You’ve probably heard the two out of three problem, “you can have it fast, good or cheap, pick two.” Its most often said as a sarcastic joke to an unreasonable request. The two out of three problem is an impossible problem to solve, unless you do something deceptively simple but I’ll leave solving impossible problems for a future post.

What my team at Apple realized is if we made such a system it would be made in a very different way. So we not only designed a system, we created methods for designing those types of systems. As it turned out, only a few years later n-tier distributed client server computing was popularized by someone else and is now called the web. Because Apple had seen ahead to develop methods for building web systems they were able to keep up and eventually re-gain the lead again with products like iPod and iTunes.

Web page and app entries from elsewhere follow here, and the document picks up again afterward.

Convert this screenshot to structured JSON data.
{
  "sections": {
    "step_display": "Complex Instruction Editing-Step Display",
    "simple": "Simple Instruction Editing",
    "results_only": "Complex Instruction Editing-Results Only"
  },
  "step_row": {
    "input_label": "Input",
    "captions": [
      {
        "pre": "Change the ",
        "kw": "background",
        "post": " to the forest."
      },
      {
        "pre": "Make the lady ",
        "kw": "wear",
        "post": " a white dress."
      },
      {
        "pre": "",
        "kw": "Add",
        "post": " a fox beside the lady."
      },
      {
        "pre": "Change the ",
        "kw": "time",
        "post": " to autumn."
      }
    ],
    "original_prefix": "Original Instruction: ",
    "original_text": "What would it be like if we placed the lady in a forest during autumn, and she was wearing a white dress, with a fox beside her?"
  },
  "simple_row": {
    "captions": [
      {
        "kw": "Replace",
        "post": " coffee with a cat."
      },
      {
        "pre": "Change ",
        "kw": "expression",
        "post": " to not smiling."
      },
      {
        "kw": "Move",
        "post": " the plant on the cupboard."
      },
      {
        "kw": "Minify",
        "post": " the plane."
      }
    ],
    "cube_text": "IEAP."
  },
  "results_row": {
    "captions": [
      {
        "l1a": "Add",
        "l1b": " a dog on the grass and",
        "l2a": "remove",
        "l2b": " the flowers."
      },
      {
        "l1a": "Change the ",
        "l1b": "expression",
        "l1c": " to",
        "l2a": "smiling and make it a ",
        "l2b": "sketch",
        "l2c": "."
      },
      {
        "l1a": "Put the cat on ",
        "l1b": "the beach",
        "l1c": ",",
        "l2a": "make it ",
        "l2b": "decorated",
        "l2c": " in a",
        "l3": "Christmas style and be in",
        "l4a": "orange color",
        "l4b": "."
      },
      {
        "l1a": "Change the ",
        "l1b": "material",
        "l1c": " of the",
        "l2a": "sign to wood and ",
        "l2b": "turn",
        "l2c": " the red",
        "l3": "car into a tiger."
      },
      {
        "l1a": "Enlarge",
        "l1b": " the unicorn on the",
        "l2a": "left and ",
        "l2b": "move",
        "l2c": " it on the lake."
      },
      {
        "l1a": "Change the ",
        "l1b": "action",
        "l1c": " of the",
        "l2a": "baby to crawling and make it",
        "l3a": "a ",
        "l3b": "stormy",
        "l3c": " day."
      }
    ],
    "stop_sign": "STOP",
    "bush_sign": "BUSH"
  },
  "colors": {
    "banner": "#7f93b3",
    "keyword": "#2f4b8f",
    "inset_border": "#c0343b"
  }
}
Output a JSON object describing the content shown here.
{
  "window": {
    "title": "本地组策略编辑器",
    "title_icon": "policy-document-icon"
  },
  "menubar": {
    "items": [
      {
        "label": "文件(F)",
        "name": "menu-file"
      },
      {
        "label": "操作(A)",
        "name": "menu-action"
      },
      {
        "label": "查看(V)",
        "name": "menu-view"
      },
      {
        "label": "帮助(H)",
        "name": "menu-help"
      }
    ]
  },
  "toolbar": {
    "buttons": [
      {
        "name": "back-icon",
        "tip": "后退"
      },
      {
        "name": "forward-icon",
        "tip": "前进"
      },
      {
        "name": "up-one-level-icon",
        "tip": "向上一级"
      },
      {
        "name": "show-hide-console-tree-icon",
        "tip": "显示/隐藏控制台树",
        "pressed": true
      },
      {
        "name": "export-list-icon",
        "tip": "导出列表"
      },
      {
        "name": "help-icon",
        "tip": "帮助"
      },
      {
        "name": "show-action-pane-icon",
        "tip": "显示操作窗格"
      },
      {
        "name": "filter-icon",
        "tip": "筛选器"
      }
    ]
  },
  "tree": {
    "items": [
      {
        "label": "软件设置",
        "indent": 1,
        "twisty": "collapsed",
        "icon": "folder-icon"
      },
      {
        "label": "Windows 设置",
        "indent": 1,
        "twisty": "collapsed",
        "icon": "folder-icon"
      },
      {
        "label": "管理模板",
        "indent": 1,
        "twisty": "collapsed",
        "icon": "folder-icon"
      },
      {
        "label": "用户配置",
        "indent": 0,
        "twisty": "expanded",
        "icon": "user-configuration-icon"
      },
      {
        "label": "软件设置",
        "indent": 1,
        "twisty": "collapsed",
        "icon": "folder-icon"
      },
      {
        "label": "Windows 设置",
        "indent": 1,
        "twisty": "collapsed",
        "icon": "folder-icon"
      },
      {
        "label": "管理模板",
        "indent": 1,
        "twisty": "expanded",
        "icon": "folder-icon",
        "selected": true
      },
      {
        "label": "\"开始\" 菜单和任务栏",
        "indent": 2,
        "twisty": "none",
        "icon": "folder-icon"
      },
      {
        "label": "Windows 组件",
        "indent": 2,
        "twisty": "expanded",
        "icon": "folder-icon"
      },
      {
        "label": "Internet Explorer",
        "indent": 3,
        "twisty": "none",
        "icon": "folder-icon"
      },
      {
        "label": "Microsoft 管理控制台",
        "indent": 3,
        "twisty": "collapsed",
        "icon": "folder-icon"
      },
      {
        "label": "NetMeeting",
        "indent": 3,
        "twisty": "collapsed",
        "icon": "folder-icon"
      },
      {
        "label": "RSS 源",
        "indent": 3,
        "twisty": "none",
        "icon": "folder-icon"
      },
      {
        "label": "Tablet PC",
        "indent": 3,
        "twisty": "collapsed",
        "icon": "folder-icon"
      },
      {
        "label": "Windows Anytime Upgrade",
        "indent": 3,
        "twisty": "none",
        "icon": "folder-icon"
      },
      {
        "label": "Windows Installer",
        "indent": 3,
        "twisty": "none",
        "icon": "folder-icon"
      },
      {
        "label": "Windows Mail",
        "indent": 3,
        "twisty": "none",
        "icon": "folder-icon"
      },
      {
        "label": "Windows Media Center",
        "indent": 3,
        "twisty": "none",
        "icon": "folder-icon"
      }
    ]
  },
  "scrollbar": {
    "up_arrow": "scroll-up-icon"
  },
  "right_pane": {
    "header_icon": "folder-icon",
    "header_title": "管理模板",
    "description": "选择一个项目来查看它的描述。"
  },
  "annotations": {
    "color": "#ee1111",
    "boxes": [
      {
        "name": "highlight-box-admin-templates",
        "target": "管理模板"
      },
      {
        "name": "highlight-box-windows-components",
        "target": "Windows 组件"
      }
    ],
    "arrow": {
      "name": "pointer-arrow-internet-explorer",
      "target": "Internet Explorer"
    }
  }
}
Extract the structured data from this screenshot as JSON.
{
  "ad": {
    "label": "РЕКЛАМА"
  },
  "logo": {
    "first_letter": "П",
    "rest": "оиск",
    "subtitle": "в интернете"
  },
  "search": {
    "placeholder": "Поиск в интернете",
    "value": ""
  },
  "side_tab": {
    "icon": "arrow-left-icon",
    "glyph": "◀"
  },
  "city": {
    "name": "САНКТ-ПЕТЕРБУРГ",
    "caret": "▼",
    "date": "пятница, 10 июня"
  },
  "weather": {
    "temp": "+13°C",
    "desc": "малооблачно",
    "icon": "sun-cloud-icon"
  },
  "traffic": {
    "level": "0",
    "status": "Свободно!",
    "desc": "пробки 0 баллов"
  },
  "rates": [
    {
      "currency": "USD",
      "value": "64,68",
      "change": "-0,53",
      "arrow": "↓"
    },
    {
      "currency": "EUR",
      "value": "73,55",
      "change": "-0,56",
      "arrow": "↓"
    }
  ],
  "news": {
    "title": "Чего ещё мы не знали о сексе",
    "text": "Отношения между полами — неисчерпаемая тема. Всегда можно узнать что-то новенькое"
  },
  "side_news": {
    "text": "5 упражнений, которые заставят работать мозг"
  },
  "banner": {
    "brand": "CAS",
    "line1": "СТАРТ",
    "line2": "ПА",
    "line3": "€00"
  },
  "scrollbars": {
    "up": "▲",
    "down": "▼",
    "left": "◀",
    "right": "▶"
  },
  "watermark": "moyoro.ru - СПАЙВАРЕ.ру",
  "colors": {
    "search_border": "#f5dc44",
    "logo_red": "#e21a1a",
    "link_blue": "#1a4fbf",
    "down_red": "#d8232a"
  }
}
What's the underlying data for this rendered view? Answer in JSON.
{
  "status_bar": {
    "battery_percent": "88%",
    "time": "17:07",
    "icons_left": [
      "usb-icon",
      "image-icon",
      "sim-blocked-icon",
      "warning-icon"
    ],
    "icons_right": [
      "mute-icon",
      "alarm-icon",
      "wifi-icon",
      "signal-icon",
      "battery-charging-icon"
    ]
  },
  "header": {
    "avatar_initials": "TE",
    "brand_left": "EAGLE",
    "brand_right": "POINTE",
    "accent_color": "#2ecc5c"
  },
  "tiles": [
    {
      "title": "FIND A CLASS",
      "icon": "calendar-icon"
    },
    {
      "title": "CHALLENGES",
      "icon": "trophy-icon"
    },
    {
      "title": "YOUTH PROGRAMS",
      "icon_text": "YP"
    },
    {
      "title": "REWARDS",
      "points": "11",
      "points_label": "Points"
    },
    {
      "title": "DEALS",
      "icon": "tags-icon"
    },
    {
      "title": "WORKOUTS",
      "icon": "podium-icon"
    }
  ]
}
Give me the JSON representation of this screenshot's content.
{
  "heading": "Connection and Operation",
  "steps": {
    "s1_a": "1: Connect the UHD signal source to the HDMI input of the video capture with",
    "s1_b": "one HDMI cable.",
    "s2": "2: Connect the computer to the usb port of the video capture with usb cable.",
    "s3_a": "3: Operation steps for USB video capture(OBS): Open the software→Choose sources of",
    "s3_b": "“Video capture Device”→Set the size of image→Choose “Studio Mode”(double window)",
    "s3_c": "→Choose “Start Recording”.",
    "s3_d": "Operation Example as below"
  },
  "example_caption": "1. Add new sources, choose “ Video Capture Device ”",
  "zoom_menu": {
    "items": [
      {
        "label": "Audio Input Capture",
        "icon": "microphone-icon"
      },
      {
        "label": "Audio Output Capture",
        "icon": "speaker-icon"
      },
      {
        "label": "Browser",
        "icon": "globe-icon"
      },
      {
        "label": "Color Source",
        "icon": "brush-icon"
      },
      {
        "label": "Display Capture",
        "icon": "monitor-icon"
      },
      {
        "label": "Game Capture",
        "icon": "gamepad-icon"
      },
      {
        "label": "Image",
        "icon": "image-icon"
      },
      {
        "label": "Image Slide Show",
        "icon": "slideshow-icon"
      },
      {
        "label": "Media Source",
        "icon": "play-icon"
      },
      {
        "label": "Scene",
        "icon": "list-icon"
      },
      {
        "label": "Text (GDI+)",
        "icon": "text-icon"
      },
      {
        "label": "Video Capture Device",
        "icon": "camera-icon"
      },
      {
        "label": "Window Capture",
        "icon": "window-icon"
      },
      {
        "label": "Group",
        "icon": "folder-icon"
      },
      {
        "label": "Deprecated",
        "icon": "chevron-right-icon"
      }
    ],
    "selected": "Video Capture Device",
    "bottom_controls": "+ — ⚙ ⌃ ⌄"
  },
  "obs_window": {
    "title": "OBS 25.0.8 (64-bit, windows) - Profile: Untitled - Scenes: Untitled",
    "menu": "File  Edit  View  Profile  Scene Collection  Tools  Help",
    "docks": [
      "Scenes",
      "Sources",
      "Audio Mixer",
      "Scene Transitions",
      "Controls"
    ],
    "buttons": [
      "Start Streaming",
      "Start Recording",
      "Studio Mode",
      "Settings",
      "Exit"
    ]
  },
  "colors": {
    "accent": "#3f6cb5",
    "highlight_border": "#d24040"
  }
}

So staying two steps ahead requires predicting the future. What we want to predict is what customers will buy in the near future. It’s essential to predict the near future and not something way off in the science fiction future. If you are too far ahead of the market you will waste resources on marketing. Success comes from giving people what they want when they want it.

I’m now working with OutCompete. They created a system for figuring this out. We call what customers will want in the future their Emerging Expectations. How do you predict customers Emerging Expectations?

First understand what drives customers desires. One basic truth of humans is we always want more. We want better, easier, for less cost and with less risk than yesterday.

As it turns out we follow a predictable cyclical pattern starting with new features moving toward lowest price then starting again with new features.

So look at any product and you will find it’s at one of those stages. Lets look at portable music players. You might not remember but transistor radios were the first portable electronic music player. The next improvement was adding the ability to choose your own music. The tape player did that. At first tape players were big but eventually Sony made a pocket sized tape player. Next came digital music on CDs. At first CDs weren’t portable but soon Sony made portable CD players. The first ones skipped a lot but improvements were made and they became more reliable and smaller and then cheaper.

Now there is the Apple iPod. The iPod improved on portable CD players by allowing you to build your own lists of songs to play along with a store to buy individual songs. When iPods first came out they only played music, Apple made incremental improvements offering smaller ones and eventually competitors came in with cheaper products. Now Apple moved to the next level with the Video iPod, introducing a new feature and is moving steadily through the cycle.

Looking back each step in the progression was very logical. Once you become accustomed to analyzing the more, better, cheaper, with less risk cycle future progressions are just as logical.

By knowing what customers want today and what they will want in the future its possible to sketch out a map of each possible step. With the map of all the possible steps you can always stay two steps ahead.

In future posts I’ll talk about: